## WORK ORDER:
Please reproduce all the records exactly while leaving out their pictures.

## DATA TO USE:
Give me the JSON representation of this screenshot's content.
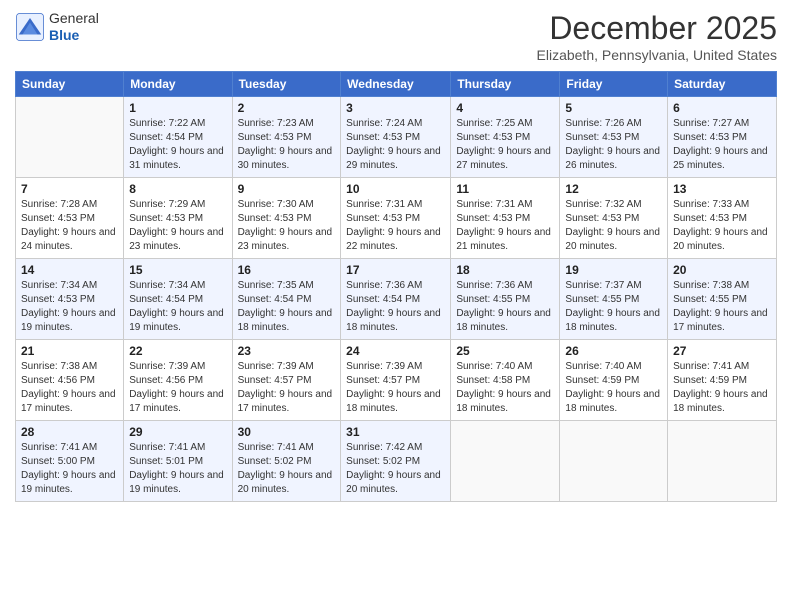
{
  "header": {
    "logo": {
      "general": "General",
      "blue": "Blue"
    },
    "title": "December 2025",
    "location": "Elizabeth, Pennsylvania, United States"
  },
  "weekdays": [
    "Sunday",
    "Monday",
    "Tuesday",
    "Wednesday",
    "Thursday",
    "Friday",
    "Saturday"
  ],
  "weeks": [
    [
      {
        "day": "",
        "sunrise": "",
        "sunset": "",
        "daylight": ""
      },
      {
        "day": "1",
        "sunrise": "Sunrise: 7:22 AM",
        "sunset": "Sunset: 4:54 PM",
        "daylight": "Daylight: 9 hours and 31 minutes."
      },
      {
        "day": "2",
        "sunrise": "Sunrise: 7:23 AM",
        "sunset": "Sunset: 4:53 PM",
        "daylight": "Daylight: 9 hours and 30 minutes."
      },
      {
        "day": "3",
        "sunrise": "Sunrise: 7:24 AM",
        "sunset": "Sunset: 4:53 PM",
        "daylight": "Daylight: 9 hours and 29 minutes."
      },
      {
        "day": "4",
        "sunrise": "Sunrise: 7:25 AM",
        "sunset": "Sunset: 4:53 PM",
        "daylight": "Daylight: 9 hours and 27 minutes."
      },
      {
        "day": "5",
        "sunrise": "Sunrise: 7:26 AM",
        "sunset": "Sunset: 4:53 PM",
        "daylight": "Daylight: 9 hours and 26 minutes."
      },
      {
        "day": "6",
        "sunrise": "Sunrise: 7:27 AM",
        "sunset": "Sunset: 4:53 PM",
        "daylight": "Daylight: 9 hours and 25 minutes."
      }
    ],
    [
      {
        "day": "7",
        "sunrise": "Sunrise: 7:28 AM",
        "sunset": "Sunset: 4:53 PM",
        "daylight": "Daylight: 9 hours and 24 minutes."
      },
      {
        "day": "8",
        "sunrise": "Sunrise: 7:29 AM",
        "sunset": "Sunset: 4:53 PM",
        "daylight": "Daylight: 9 hours and 23 minutes."
      },
      {
        "day": "9",
        "sunrise": "Sunrise: 7:30 AM",
        "sunset": "Sunset: 4:53 PM",
        "daylight": "Daylight: 9 hours and 23 minutes."
      },
      {
        "day": "10",
        "sunrise": "Sunrise: 7:31 AM",
        "sunset": "Sunset: 4:53 PM",
        "daylight": "Daylight: 9 hours and 22 minutes."
      },
      {
        "day": "11",
        "sunrise": "Sunrise: 7:31 AM",
        "sunset": "Sunset: 4:53 PM",
        "daylight": "Daylight: 9 hours and 21 minutes."
      },
      {
        "day": "12",
        "sunrise": "Sunrise: 7:32 AM",
        "sunset": "Sunset: 4:53 PM",
        "daylight": "Daylight: 9 hours and 20 minutes."
      },
      {
        "day": "13",
        "sunrise": "Sunrise: 7:33 AM",
        "sunset": "Sunset: 4:53 PM",
        "daylight": "Daylight: 9 hours and 20 minutes."
      }
    ],
    [
      {
        "day": "14",
        "sunrise": "Sunrise: 7:34 AM",
        "sunset": "Sunset: 4:53 PM",
        "daylight": "Daylight: 9 hours and 19 minutes."
      },
      {
        "day": "15",
        "sunrise": "Sunrise: 7:34 AM",
        "sunset": "Sunset: 4:54 PM",
        "daylight": "Daylight: 9 hours and 19 minutes."
      },
      {
        "day": "16",
        "sunrise": "Sunrise: 7:35 AM",
        "sunset": "Sunset: 4:54 PM",
        "daylight": "Daylight: 9 hours and 18 minutes."
      },
      {
        "day": "17",
        "sunrise": "Sunrise: 7:36 AM",
        "sunset": "Sunset: 4:54 PM",
        "daylight": "Daylight: 9 hours and 18 minutes."
      },
      {
        "day": "18",
        "sunrise": "Sunrise: 7:36 AM",
        "sunset": "Sunset: 4:55 PM",
        "daylight": "Daylight: 9 hours and 18 minutes."
      },
      {
        "day": "19",
        "sunrise": "Sunrise: 7:37 AM",
        "sunset": "Sunset: 4:55 PM",
        "daylight": "Daylight: 9 hours and 18 minutes."
      },
      {
        "day": "20",
        "sunrise": "Sunrise: 7:38 AM",
        "sunset": "Sunset: 4:55 PM",
        "daylight": "Daylight: 9 hours and 17 minutes."
      }
    ],
    [
      {
        "day": "21",
        "sunrise": "Sunrise: 7:38 AM",
        "sunset": "Sunset: 4:56 PM",
        "daylight": "Daylight: 9 hours and 17 minutes."
      },
      {
        "day": "22",
        "sunrise": "Sunrise: 7:39 AM",
        "sunset": "Sunset: 4:56 PM",
        "daylight": "Daylight: 9 hours and 17 minutes."
      },
      {
        "day": "23",
        "sunrise": "Sunrise: 7:39 AM",
        "sunset": "Sunset: 4:57 PM",
        "daylight": "Daylight: 9 hours and 17 minutes."
      },
      {
        "day": "24",
        "sunrise": "Sunrise: 7:39 AM",
        "sunset": "Sunset: 4:57 PM",
        "daylight": "Daylight: 9 hours and 18 minutes."
      },
      {
        "day": "25",
        "sunrise": "Sunrise: 7:40 AM",
        "sunset": "Sunset: 4:58 PM",
        "daylight": "Daylight: 9 hours and 18 minutes."
      },
      {
        "day": "26",
        "sunrise": "Sunrise: 7:40 AM",
        "sunset": "Sunset: 4:59 PM",
        "daylight": "Daylight: 9 hours and 18 minutes."
      },
      {
        "day": "27",
        "sunrise": "Sunrise: 7:41 AM",
        "sunset": "Sunset: 4:59 PM",
        "daylight": "Daylight: 9 hours and 18 minutes."
      }
    ],
    [
      {
        "day": "28",
        "sunrise": "Sunrise: 7:41 AM",
        "sunset": "Sunset: 5:00 PM",
        "daylight": "Daylight: 9 hours and 19 minutes."
      },
      {
        "day": "29",
        "sunrise": "Sunrise: 7:41 AM",
        "sunset": "Sunset: 5:01 PM",
        "daylight": "Daylight: 9 hours and 19 minutes."
      },
      {
        "day": "30",
        "sunrise": "Sunrise: 7:41 AM",
        "sunset": "Sunset: 5:02 PM",
        "daylight": "Daylight: 9 hours and 20 minutes."
      },
      {
        "day": "31",
        "sunrise": "Sunrise: 7:42 AM",
        "sunset": "Sunset: 5:02 PM",
        "daylight": "Daylight: 9 hours and 20 minutes."
      },
      {
        "day": "",
        "sunrise": "",
        "sunset": "",
        "daylight": ""
      },
      {
        "day": "",
        "sunrise": "",
        "sunset": "",
        "daylight": ""
      },
      {
        "day": "",
        "sunrise": "",
        "sunset": "",
        "daylight": ""
      }
    ]
  ]
}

## RESPONSE TO THIS TASK:
Give me the JSON representation of this screenshot's content.
{
  "header": {
    "logo": {
      "general": "General",
      "blue": "Blue"
    },
    "title": "December 2025",
    "location": "Elizabeth, Pennsylvania, United States"
  },
  "weekdays": [
    "Sunday",
    "Monday",
    "Tuesday",
    "Wednesday",
    "Thursday",
    "Friday",
    "Saturday"
  ],
  "weeks": [
    [
      {
        "day": "",
        "sunrise": "",
        "sunset": "",
        "daylight": ""
      },
      {
        "day": "1",
        "sunrise": "Sunrise: 7:22 AM",
        "sunset": "Sunset: 4:54 PM",
        "daylight": "Daylight: 9 hours and 31 minutes."
      },
      {
        "day": "2",
        "sunrise": "Sunrise: 7:23 AM",
        "sunset": "Sunset: 4:53 PM",
        "daylight": "Daylight: 9 hours and 30 minutes."
      },
      {
        "day": "3",
        "sunrise": "Sunrise: 7:24 AM",
        "sunset": "Sunset: 4:53 PM",
        "daylight": "Daylight: 9 hours and 29 minutes."
      },
      {
        "day": "4",
        "sunrise": "Sunrise: 7:25 AM",
        "sunset": "Sunset: 4:53 PM",
        "daylight": "Daylight: 9 hours and 27 minutes."
      },
      {
        "day": "5",
        "sunrise": "Sunrise: 7:26 AM",
        "sunset": "Sunset: 4:53 PM",
        "daylight": "Daylight: 9 hours and 26 minutes."
      },
      {
        "day": "6",
        "sunrise": "Sunrise: 7:27 AM",
        "sunset": "Sunset: 4:53 PM",
        "daylight": "Daylight: 9 hours and 25 minutes."
      }
    ],
    [
      {
        "day": "7",
        "sunrise": "Sunrise: 7:28 AM",
        "sunset": "Sunset: 4:53 PM",
        "daylight": "Daylight: 9 hours and 24 minutes."
      },
      {
        "day": "8",
        "sunrise": "Sunrise: 7:29 AM",
        "sunset": "Sunset: 4:53 PM",
        "daylight": "Daylight: 9 hours and 23 minutes."
      },
      {
        "day": "9",
        "sunrise": "Sunrise: 7:30 AM",
        "sunset": "Sunset: 4:53 PM",
        "daylight": "Daylight: 9 hours and 23 minutes."
      },
      {
        "day": "10",
        "sunrise": "Sunrise: 7:31 AM",
        "sunset": "Sunset: 4:53 PM",
        "daylight": "Daylight: 9 hours and 22 minutes."
      },
      {
        "day": "11",
        "sunrise": "Sunrise: 7:31 AM",
        "sunset": "Sunset: 4:53 PM",
        "daylight": "Daylight: 9 hours and 21 minutes."
      },
      {
        "day": "12",
        "sunrise": "Sunrise: 7:32 AM",
        "sunset": "Sunset: 4:53 PM",
        "daylight": "Daylight: 9 hours and 20 minutes."
      },
      {
        "day": "13",
        "sunrise": "Sunrise: 7:33 AM",
        "sunset": "Sunset: 4:53 PM",
        "daylight": "Daylight: 9 hours and 20 minutes."
      }
    ],
    [
      {
        "day": "14",
        "sunrise": "Sunrise: 7:34 AM",
        "sunset": "Sunset: 4:53 PM",
        "daylight": "Daylight: 9 hours and 19 minutes."
      },
      {
        "day": "15",
        "sunrise": "Sunrise: 7:34 AM",
        "sunset": "Sunset: 4:54 PM",
        "daylight": "Daylight: 9 hours and 19 minutes."
      },
      {
        "day": "16",
        "sunrise": "Sunrise: 7:35 AM",
        "sunset": "Sunset: 4:54 PM",
        "daylight": "Daylight: 9 hours and 18 minutes."
      },
      {
        "day": "17",
        "sunrise": "Sunrise: 7:36 AM",
        "sunset": "Sunset: 4:54 PM",
        "daylight": "Daylight: 9 hours and 18 minutes."
      },
      {
        "day": "18",
        "sunrise": "Sunrise: 7:36 AM",
        "sunset": "Sunset: 4:55 PM",
        "daylight": "Daylight: 9 hours and 18 minutes."
      },
      {
        "day": "19",
        "sunrise": "Sunrise: 7:37 AM",
        "sunset": "Sunset: 4:55 PM",
        "daylight": "Daylight: 9 hours and 18 minutes."
      },
      {
        "day": "20",
        "sunrise": "Sunrise: 7:38 AM",
        "sunset": "Sunset: 4:55 PM",
        "daylight": "Daylight: 9 hours and 17 minutes."
      }
    ],
    [
      {
        "day": "21",
        "sunrise": "Sunrise: 7:38 AM",
        "sunset": "Sunset: 4:56 PM",
        "daylight": "Daylight: 9 hours and 17 minutes."
      },
      {
        "day": "22",
        "sunrise": "Sunrise: 7:39 AM",
        "sunset": "Sunset: 4:56 PM",
        "daylight": "Daylight: 9 hours and 17 minutes."
      },
      {
        "day": "23",
        "sunrise": "Sunrise: 7:39 AM",
        "sunset": "Sunset: 4:57 PM",
        "daylight": "Daylight: 9 hours and 17 minutes."
      },
      {
        "day": "24",
        "sunrise": "Sunrise: 7:39 AM",
        "sunset": "Sunset: 4:57 PM",
        "daylight": "Daylight: 9 hours and 18 minutes."
      },
      {
        "day": "25",
        "sunrise": "Sunrise: 7:40 AM",
        "sunset": "Sunset: 4:58 PM",
        "daylight": "Daylight: 9 hours and 18 minutes."
      },
      {
        "day": "26",
        "sunrise": "Sunrise: 7:40 AM",
        "sunset": "Sunset: 4:59 PM",
        "daylight": "Daylight: 9 hours and 18 minutes."
      },
      {
        "day": "27",
        "sunrise": "Sunrise: 7:41 AM",
        "sunset": "Sunset: 4:59 PM",
        "daylight": "Daylight: 9 hours and 18 minutes."
      }
    ],
    [
      {
        "day": "28",
        "sunrise": "Sunrise: 7:41 AM",
        "sunset": "Sunset: 5:00 PM",
        "daylight": "Daylight: 9 hours and 19 minutes."
      },
      {
        "day": "29",
        "sunrise": "Sunrise: 7:41 AM",
        "sunset": "Sunset: 5:01 PM",
        "daylight": "Daylight: 9 hours and 19 minutes."
      },
      {
        "day": "30",
        "sunrise": "Sunrise: 7:41 AM",
        "sunset": "Sunset: 5:02 PM",
        "daylight": "Daylight: 9 hours and 20 minutes."
      },
      {
        "day": "31",
        "sunrise": "Sunrise: 7:42 AM",
        "sunset": "Sunset: 5:02 PM",
        "daylight": "Daylight: 9 hours and 20 minutes."
      },
      {
        "day": "",
        "sunrise": "",
        "sunset": "",
        "daylight": ""
      },
      {
        "day": "",
        "sunrise": "",
        "sunset": "",
        "daylight": ""
      },
      {
        "day": "",
        "sunrise": "",
        "sunset": "",
        "daylight": ""
      }
    ]
  ]
}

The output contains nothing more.